+++ Task inputs
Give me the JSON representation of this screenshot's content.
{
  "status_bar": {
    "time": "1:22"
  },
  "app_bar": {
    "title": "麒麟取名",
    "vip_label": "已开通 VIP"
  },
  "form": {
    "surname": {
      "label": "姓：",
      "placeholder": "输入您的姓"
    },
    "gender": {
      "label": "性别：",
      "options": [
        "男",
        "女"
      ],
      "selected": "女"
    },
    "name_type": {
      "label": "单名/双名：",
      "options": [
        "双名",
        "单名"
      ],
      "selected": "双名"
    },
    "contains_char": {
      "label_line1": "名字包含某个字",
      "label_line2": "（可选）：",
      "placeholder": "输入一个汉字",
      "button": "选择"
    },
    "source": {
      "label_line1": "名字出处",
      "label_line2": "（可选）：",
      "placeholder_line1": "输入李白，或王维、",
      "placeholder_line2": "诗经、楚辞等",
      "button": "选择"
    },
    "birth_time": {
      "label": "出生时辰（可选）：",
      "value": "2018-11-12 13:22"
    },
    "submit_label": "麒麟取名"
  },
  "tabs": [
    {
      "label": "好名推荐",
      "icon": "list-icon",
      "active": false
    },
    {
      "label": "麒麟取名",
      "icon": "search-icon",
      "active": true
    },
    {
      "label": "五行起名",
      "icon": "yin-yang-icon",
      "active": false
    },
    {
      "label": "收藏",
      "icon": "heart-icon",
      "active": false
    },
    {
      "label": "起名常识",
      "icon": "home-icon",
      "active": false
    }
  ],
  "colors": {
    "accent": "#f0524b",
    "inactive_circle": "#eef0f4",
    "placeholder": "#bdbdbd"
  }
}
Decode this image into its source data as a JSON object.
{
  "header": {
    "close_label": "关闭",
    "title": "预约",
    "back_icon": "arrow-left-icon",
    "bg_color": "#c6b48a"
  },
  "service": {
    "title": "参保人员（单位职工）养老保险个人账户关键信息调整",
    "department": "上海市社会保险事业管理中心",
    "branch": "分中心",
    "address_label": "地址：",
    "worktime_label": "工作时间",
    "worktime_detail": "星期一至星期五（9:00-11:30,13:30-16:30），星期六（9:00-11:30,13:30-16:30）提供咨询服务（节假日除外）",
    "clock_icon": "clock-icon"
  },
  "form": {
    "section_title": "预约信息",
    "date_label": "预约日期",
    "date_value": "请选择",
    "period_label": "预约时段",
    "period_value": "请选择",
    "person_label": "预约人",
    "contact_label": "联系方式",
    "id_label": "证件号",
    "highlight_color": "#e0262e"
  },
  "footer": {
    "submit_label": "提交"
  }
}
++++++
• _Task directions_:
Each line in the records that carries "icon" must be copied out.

• _Reply_:
      "icon": "list-icon",
      "icon": "search-icon",
      "icon": "yin-yang-icon",
      "icon": "heart-icon",
      "icon": "home-icon",
    "back_icon": "arrow-left-icon",
    "clock_icon": "clock-icon"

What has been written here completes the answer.